» Work required:
Reproduce the lines of the material exactly, excluding every image.

» Extracted data:
+++++

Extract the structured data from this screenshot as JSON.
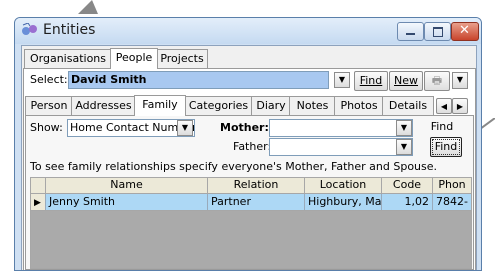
{
  "window": {
    "title": "Entities",
    "buttons": [
      "minimize",
      "maximize",
      "close"
    ]
  },
  "main_tabs": [
    {
      "label": "Organisations",
      "active": false
    },
    {
      "label": "People",
      "active": true
    },
    {
      "label": "Projects",
      "active": false
    }
  ],
  "select_row": {
    "label": "Select:",
    "value": "David Smith",
    "find_label": "Find",
    "new_label": "New"
  },
  "sub_tabs": [
    {
      "label": "Person",
      "active": false
    },
    {
      "label": "Addresses",
      "active": false
    },
    {
      "label": "Family",
      "active": true
    },
    {
      "label": "Categories",
      "active": false
    },
    {
      "label": "Diary",
      "active": false
    },
    {
      "label": "Notes",
      "active": false
    },
    {
      "label": "Photos",
      "active": false
    },
    {
      "label": "Details",
      "active": false
    }
  ],
  "family": {
    "show_label": "Show:",
    "show_value": "Home Contact Numbers",
    "mother_label": "Mother:",
    "mother_value": "",
    "father_label": "Father:",
    "father_value": "",
    "find_label": "Find",
    "hint": "To see family relationships specify everyone's Mother, Father and Spouse."
  },
  "grid": {
    "columns": [
      "Name",
      "Relation",
      "Location",
      "Code",
      "Phon"
    ],
    "rows": [
      [
        "Jenny Smith",
        "Partner",
        "Highbury, Ma",
        "1,02",
        "7842-"
      ]
    ]
  },
  "icons": {
    "app": "entities-app-icon",
    "print": "printer-icon",
    "row_selector": "row-pointer-icon",
    "scroll_left": "scroll-left-icon",
    "scroll_right": "scroll-right-icon"
  },
  "colors": {
    "selection": "#add8f5",
    "title_bar": "#c5daf1",
    "close_button": "#c8442c",
    "grid_empty": "#aaaaaa"
  }
}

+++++

» Result of the exercise:
Extract the structured data from this screenshot as JSON.
{
  "window": {
    "title": "Entities",
    "buttons": [
      "minimize",
      "maximize",
      "close"
    ]
  },
  "main_tabs": [
    {
      "label": "Organisations",
      "active": false
    },
    {
      "label": "People",
      "active": true
    },
    {
      "label": "Projects",
      "active": false
    }
  ],
  "select_row": {
    "label": "Select:",
    "value": "David Smith",
    "find_label": "Find",
    "new_label": "New"
  },
  "sub_tabs": [
    {
      "label": "Person",
      "active": false
    },
    {
      "label": "Addresses",
      "active": false
    },
    {
      "label": "Family",
      "active": true
    },
    {
      "label": "Categories",
      "active": false
    },
    {
      "label": "Diary",
      "active": false
    },
    {
      "label": "Notes",
      "active": false
    },
    {
      "label": "Photos",
      "active": false
    },
    {
      "label": "Details",
      "active": false
    }
  ],
  "family": {
    "show_label": "Show:",
    "show_value": "Home Contact Numbers",
    "mother_label": "Mother:",
    "mother_value": "",
    "father_label": "Father:",
    "father_value": "",
    "find_label": "Find",
    "hint": "To see family relationships specify everyone's Mother, Father and Spouse."
  },
  "grid": {
    "columns": [
      "Name",
      "Relation",
      "Location",
      "Code",
      "Phon"
    ],
    "rows": [
      [
        "Jenny Smith",
        "Partner",
        "Highbury, Ma",
        "1,02",
        "7842-"
      ]
    ]
  },
  "icons": {
    "app": "entities-app-icon",
    "print": "printer-icon",
    "row_selector": "row-pointer-icon",
    "scroll_left": "scroll-left-icon",
    "scroll_right": "scroll-right-icon"
  },
  "colors": {
    "selection": "#add8f5",
    "title_bar": "#c5daf1",
    "close_button": "#c8442c",
    "grid_empty": "#aaaaaa"
  }
}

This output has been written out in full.